W&L's Other Famous Resident: Patsy Cline
Country music icon Patsy Cline died 50 years ago this past March, and so a flurry of feature stories about her have cropped up in the past few months. One that caught our eye appeared in The Morning News, an online magazine of “essays, art, humor, and culture.” What does Patsy Cline have to do with Washington and Lee? More than you might know.
As writer John Lingan recounts in “A Closer Walk with Thee,” Patsy’s father, Sam Hensley, was the head boilerman at W&L from 1937 to 1942, and the family, including Patsy (her real name is Virginia; she was called “Ginny” at the time), lived in a house across Woods Creek from Doremus Gymnasium.
Patsy was five when the family moved to Lexington. The first professional music she ever heard, writes Lingan, wafted from the big bands that visited W&L. “For five years,” he writes, “Ginny sat by her bedroom window and heard weekly dance concerts by the world-class jazz orchestras that came on campus to soundtrack fraternity parties.”

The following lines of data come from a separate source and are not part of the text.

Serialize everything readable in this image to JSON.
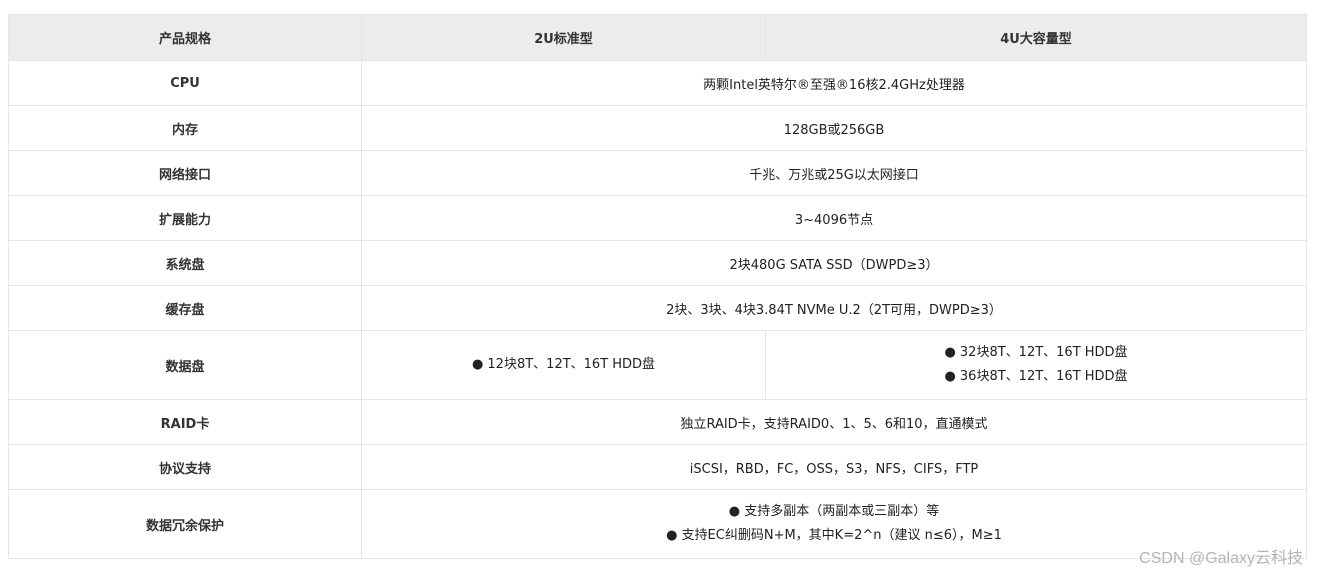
{
  "table": {
    "headers": [
      "产品规格",
      "2U标准型",
      "4U大容量型"
    ],
    "rows": {
      "cpu": {
        "label": "CPU",
        "value": "两颗Intel英特尔®至强®16核2.4GHz处理器"
      },
      "memory": {
        "label": "内存",
        "value": "128GB或256GB"
      },
      "network": {
        "label": "网络接口",
        "value": "千兆、万兆或25G以太网接口"
      },
      "scale": {
        "label": "扩展能力",
        "value": "3~4096节点"
      },
      "system_disk": {
        "label": "系统盘",
        "value": "2块480G SATA SSD（DWPD≥3）"
      },
      "cache_disk": {
        "label": "缓存盘",
        "value": "2块、3块、4块3.84T NVMe U.2（2T可用，DWPD≥3）"
      },
      "data_disk": {
        "label": "数据盘",
        "col_2u": [
          "● 12块8T、12T、16T HDD盘"
        ],
        "col_4u": [
          "● 32块8T、12T、16T HDD盘",
          "● 36块8T、12T、16T HDD盘"
        ]
      },
      "raid": {
        "label": "RAID卡",
        "value": "独立RAID卡，支持RAID0、1、5、6和10，直通模式"
      },
      "protocol": {
        "label": "协议支持",
        "value": "iSCSI，RBD，FC，OSS，S3，NFS，CIFS，FTP"
      },
      "redundancy": {
        "label": "数据冗余保护",
        "lines": [
          "● 支持多副本（两副本或三副本）等",
          "● 支持EC纠删码N+M，其中K=2^n（建议 n≤6），M≥1"
        ]
      }
    }
  },
  "watermark": "CSDN @Galaxy云科技"
}
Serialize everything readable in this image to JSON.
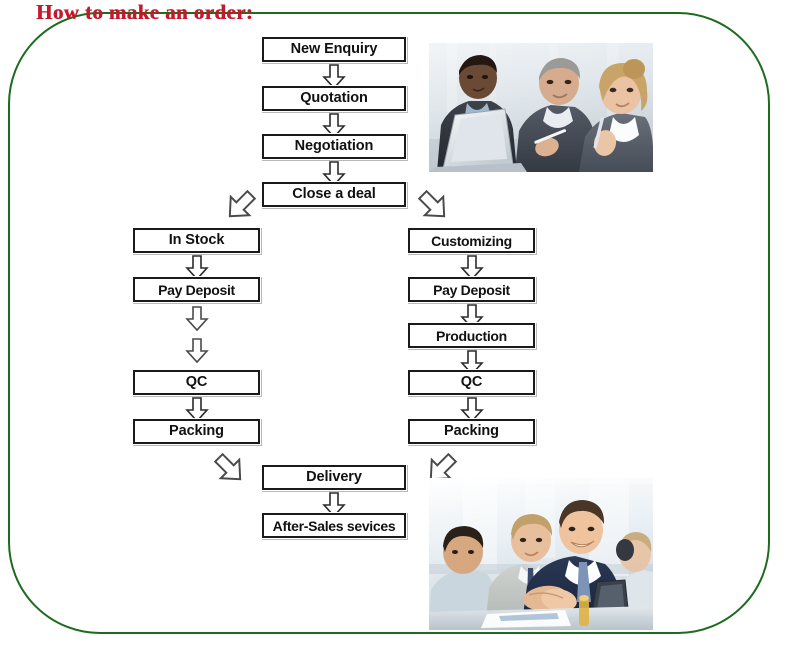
{
  "page": {
    "title": "How to make an order:",
    "frame_color": "#1d6b1d",
    "title_color": "#c2192b",
    "background": "#ffffff"
  },
  "flowchart": {
    "type": "flowchart",
    "orientation": "top-to-bottom",
    "main_sequence": [
      {
        "id": "new-enquiry",
        "label": "New Enquiry"
      },
      {
        "id": "quotation",
        "label": "Quotation"
      },
      {
        "id": "negotiation",
        "label": "Negotiation"
      },
      {
        "id": "close-a-deal",
        "label": "Close a deal"
      }
    ],
    "branches": [
      {
        "id": "in-stock-branch",
        "side": "left",
        "steps": [
          {
            "id": "in-stock",
            "label": "In Stock"
          },
          {
            "id": "pay-deposit-left",
            "label": "Pay Deposit"
          },
          {
            "id": "qc-left",
            "label": "QC"
          },
          {
            "id": "packing-left",
            "label": "Packing"
          }
        ]
      },
      {
        "id": "customizing-branch",
        "side": "right",
        "steps": [
          {
            "id": "customizing",
            "label": "Customizing"
          },
          {
            "id": "pay-deposit-right",
            "label": "Pay Deposit"
          },
          {
            "id": "production",
            "label": "Production"
          },
          {
            "id": "qc-right",
            "label": "QC"
          },
          {
            "id": "packing-right",
            "label": "Packing"
          }
        ]
      }
    ],
    "merge_sequence": [
      {
        "id": "delivery",
        "label": "Delivery"
      },
      {
        "id": "after-sales-services",
        "label": "After-Sales sevices"
      }
    ],
    "connector_icons": {
      "down": "arrow-down-icon",
      "branch_left": "arrow-diagonal-down-left-icon",
      "branch_right": "arrow-diagonal-down-right-icon",
      "merge_left": "arrow-diagonal-down-right-icon",
      "merge_right": "arrow-diagonal-down-left-icon"
    }
  },
  "photos": [
    {
      "id": "photo-business-meeting",
      "caption": "Three business people reviewing a laptop together",
      "position": "top-right"
    },
    {
      "id": "photo-handshake",
      "caption": "Business people shaking hands across a table",
      "position": "bottom-right"
    }
  ]
}
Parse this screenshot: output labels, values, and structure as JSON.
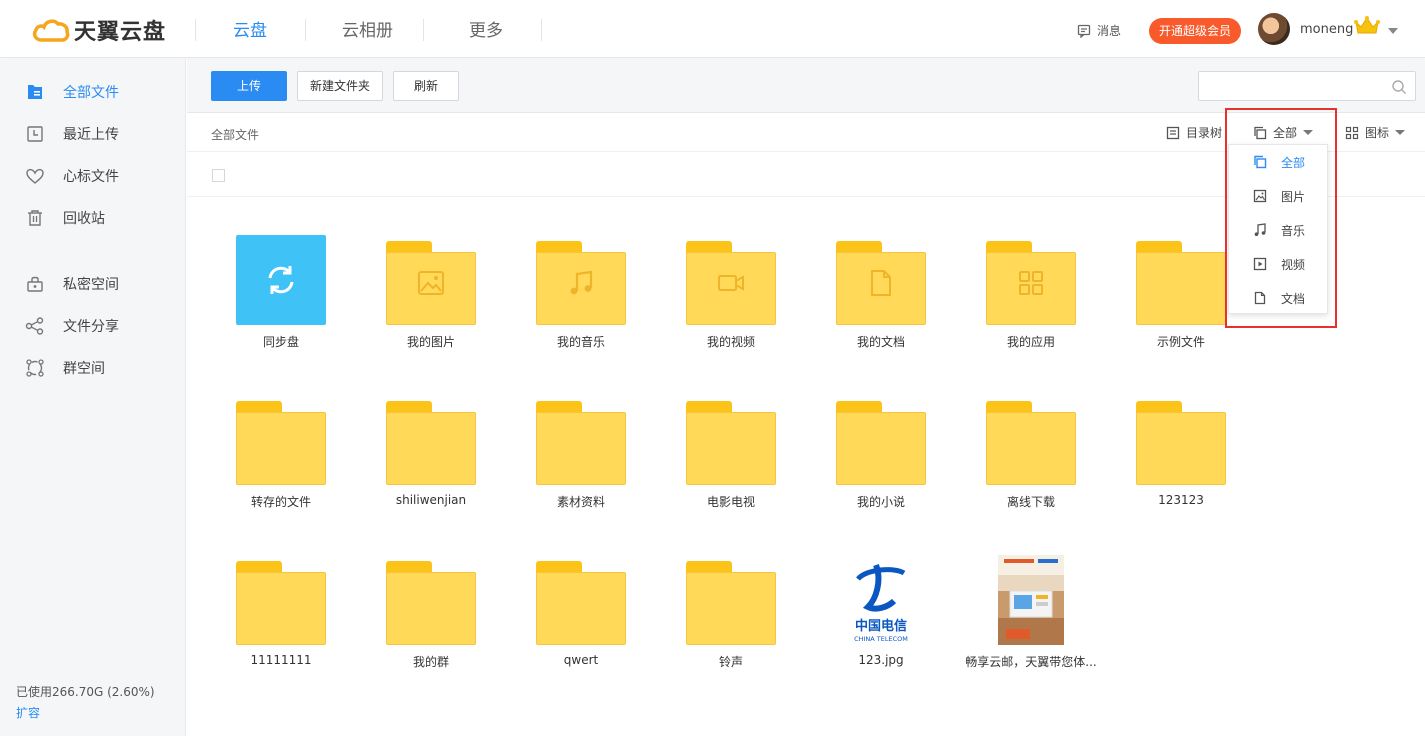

You can find the more detailed story about Patsy Cline’s Lexington and W&L days in the book “Patsy Cline: The Making of an Icon,” by Douglas Gomery. He conducted research in Leyburn Library several years ago. He devotes a dozen pages to the family’s Lexington period, even listing many of the bands and, especially, female singers who performed during those years at Fancy Dress, Cotillion Club Opening Dance, Sophomore Prom and other functions, many held in Doremus.
One particular Fancy Dress that Gomery mentions was the 1940 event, when the CBS radio network broadcast Kay Kyser’s band nationally from W&L. Writes Gomery: “That W&L was even considered for a remote broadcast meant that the Hensleys (including Ginny/Patsy) would listen live or tune in on the CBS radio network and hear the same music.”
Patsy Cline’s Lexington period is part of the story that guides tell visitors to the Patsy Cline Historic House and Museum, which is now open for its second full season in Winchester, Va.